• [The problem]
Show every line from the entries that follow which holds the word "Model".

[Entries taken from a collection]
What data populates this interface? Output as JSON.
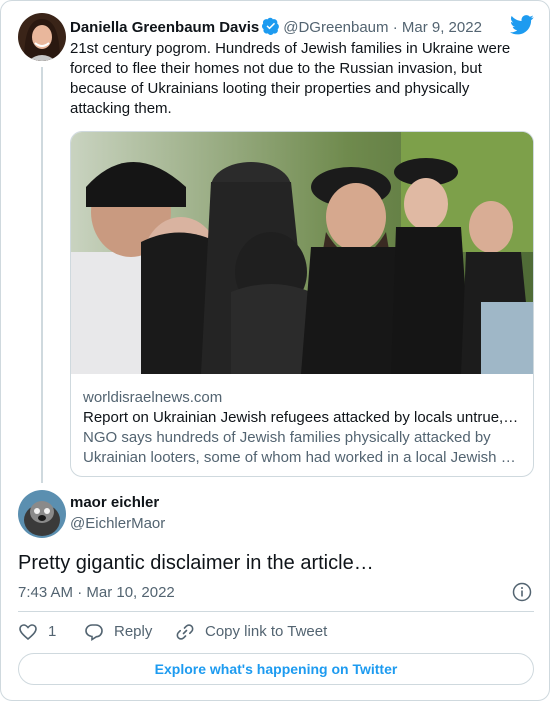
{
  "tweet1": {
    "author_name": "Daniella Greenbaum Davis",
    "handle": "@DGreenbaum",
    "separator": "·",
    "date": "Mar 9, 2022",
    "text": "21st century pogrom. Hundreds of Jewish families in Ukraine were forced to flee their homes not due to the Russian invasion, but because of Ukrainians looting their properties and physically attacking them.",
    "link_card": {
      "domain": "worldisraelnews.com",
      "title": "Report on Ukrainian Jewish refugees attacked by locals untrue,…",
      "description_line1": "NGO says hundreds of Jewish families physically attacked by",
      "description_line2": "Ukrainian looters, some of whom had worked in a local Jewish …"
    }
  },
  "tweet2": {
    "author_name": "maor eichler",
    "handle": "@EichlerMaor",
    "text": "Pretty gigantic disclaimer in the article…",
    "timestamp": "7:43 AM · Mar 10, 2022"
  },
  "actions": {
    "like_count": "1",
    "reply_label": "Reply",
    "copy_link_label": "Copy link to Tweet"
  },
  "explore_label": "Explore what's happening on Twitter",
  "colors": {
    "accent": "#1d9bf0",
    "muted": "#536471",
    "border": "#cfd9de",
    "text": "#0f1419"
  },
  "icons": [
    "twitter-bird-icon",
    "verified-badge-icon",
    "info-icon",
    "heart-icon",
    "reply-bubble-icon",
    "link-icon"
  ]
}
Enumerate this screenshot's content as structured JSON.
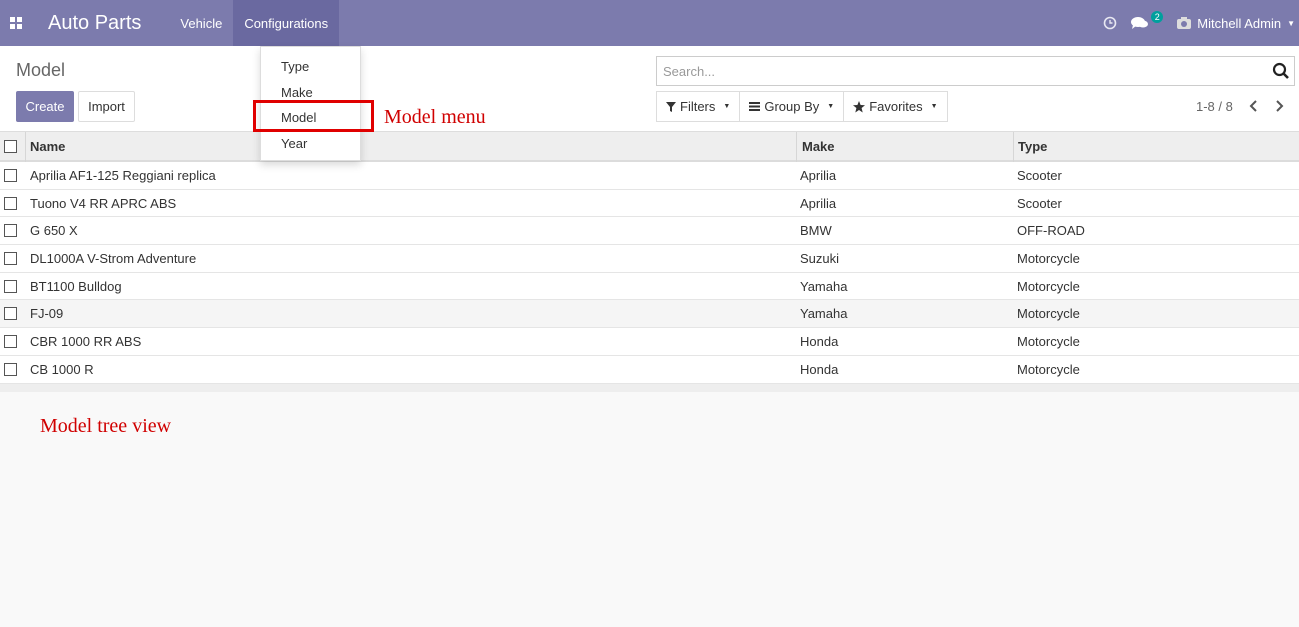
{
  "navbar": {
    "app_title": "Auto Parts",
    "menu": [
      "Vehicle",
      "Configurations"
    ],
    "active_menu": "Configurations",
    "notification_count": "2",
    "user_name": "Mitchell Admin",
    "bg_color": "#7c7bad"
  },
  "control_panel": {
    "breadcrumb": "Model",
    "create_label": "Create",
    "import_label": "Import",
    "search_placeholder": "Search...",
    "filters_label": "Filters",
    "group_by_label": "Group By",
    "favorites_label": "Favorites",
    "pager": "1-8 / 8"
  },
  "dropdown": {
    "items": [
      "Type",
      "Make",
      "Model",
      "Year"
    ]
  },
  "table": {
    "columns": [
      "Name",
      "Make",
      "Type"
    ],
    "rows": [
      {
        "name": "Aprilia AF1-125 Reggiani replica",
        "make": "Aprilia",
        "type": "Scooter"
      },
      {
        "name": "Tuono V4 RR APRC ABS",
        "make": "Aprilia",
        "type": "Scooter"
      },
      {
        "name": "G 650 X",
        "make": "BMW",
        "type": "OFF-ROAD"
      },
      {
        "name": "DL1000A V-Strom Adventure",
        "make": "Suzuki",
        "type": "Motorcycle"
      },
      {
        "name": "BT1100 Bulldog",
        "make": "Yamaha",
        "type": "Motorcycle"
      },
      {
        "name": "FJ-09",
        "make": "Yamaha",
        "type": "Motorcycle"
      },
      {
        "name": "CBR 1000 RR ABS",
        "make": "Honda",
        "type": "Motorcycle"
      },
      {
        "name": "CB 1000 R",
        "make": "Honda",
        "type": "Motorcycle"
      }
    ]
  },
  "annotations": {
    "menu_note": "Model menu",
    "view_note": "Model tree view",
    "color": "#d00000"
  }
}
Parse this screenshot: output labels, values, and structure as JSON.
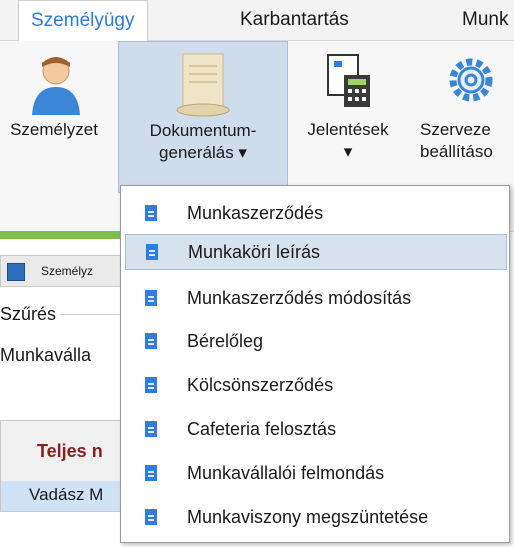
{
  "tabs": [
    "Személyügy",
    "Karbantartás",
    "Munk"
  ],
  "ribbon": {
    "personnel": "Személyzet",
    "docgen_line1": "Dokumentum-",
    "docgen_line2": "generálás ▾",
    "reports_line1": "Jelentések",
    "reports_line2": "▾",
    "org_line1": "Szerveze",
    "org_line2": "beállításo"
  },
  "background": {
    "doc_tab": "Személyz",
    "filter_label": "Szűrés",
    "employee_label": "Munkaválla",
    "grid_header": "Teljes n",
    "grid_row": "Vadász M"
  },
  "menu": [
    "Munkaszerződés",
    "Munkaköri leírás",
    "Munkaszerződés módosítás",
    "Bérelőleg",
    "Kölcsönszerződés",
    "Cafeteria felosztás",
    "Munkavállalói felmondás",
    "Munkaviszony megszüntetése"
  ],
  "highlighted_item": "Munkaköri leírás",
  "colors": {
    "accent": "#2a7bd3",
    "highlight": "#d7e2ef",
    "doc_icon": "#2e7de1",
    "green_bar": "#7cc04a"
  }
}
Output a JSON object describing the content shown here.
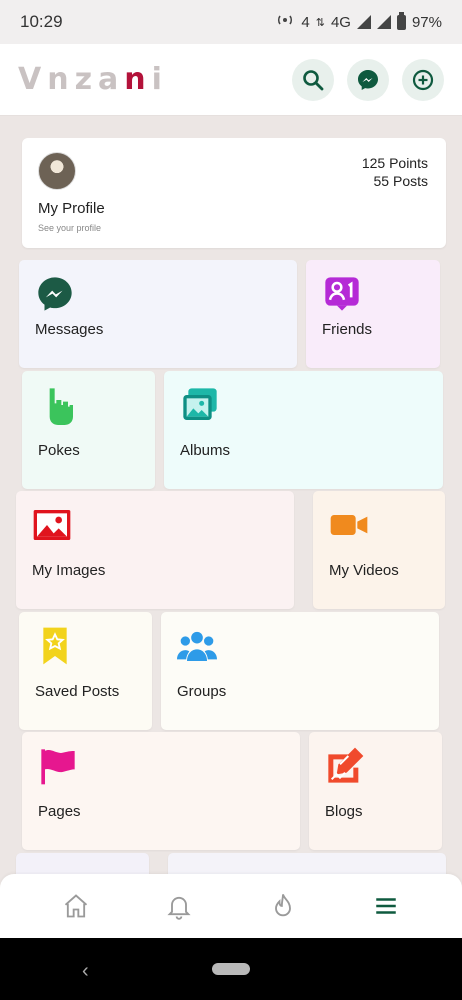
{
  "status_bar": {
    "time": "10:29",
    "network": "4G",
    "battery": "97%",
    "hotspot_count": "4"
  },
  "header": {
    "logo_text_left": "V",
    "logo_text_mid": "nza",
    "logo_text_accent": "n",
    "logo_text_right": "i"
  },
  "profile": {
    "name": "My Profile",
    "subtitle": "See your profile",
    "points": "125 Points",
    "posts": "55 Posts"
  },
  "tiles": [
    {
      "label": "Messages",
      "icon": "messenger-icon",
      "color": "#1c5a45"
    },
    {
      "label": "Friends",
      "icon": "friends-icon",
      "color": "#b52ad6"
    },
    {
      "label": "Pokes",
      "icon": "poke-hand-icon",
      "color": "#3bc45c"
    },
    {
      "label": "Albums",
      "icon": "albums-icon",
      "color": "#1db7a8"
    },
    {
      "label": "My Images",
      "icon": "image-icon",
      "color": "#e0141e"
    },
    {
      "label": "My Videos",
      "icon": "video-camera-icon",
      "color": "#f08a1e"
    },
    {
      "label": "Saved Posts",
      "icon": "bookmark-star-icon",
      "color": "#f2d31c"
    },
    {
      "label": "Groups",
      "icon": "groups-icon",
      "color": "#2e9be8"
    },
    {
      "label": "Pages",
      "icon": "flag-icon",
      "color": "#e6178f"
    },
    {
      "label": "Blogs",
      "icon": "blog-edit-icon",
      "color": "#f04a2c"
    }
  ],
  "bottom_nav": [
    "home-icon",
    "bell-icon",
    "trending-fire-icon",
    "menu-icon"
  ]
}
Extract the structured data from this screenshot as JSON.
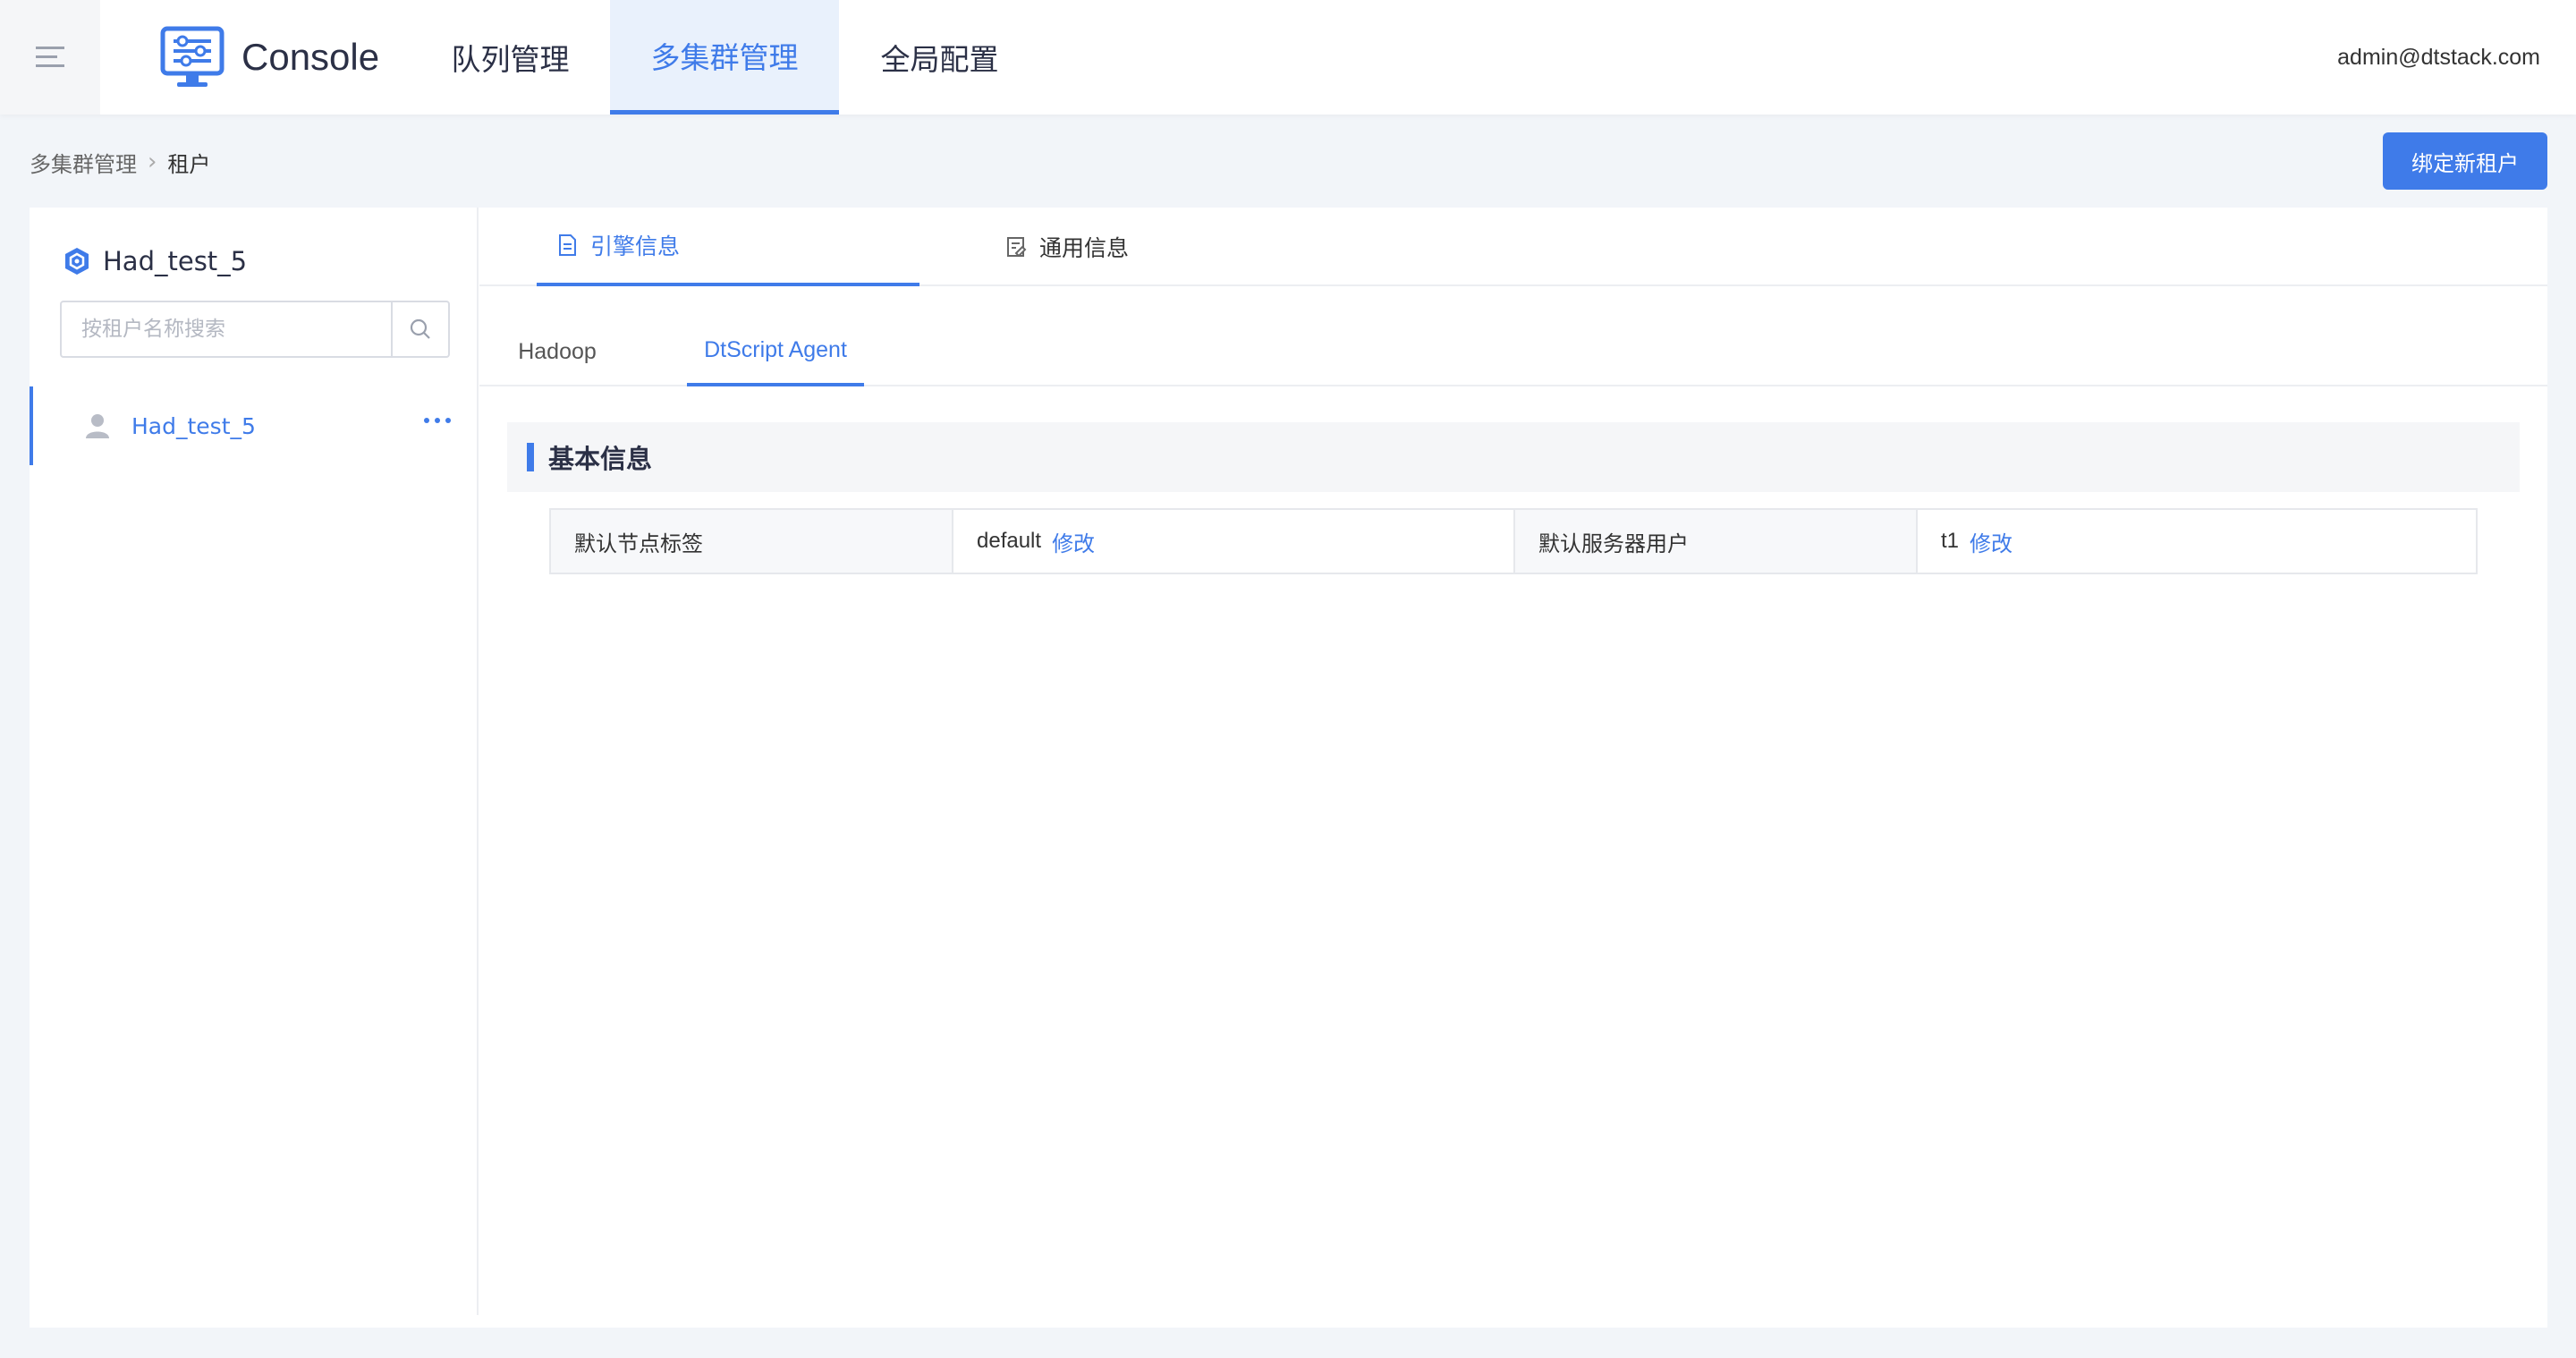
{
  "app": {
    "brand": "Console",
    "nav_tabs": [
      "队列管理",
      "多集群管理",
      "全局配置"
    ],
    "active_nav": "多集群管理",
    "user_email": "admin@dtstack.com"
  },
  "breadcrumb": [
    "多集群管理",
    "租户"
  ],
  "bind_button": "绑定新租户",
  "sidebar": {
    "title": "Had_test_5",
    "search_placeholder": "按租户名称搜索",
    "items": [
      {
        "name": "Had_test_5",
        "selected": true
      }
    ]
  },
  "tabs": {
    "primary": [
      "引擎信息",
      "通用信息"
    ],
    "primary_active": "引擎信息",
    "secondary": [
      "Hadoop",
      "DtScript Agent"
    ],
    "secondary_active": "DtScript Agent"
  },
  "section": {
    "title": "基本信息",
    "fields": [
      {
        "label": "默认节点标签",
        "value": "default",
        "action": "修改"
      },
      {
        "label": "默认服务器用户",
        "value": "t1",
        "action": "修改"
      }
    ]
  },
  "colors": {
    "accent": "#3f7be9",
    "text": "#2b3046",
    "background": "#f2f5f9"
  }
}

• [Output below]
    "breadcrumb": "Model",
      "Model",
    "menu_note": "Model menu",
    "view_note": "Model tree view",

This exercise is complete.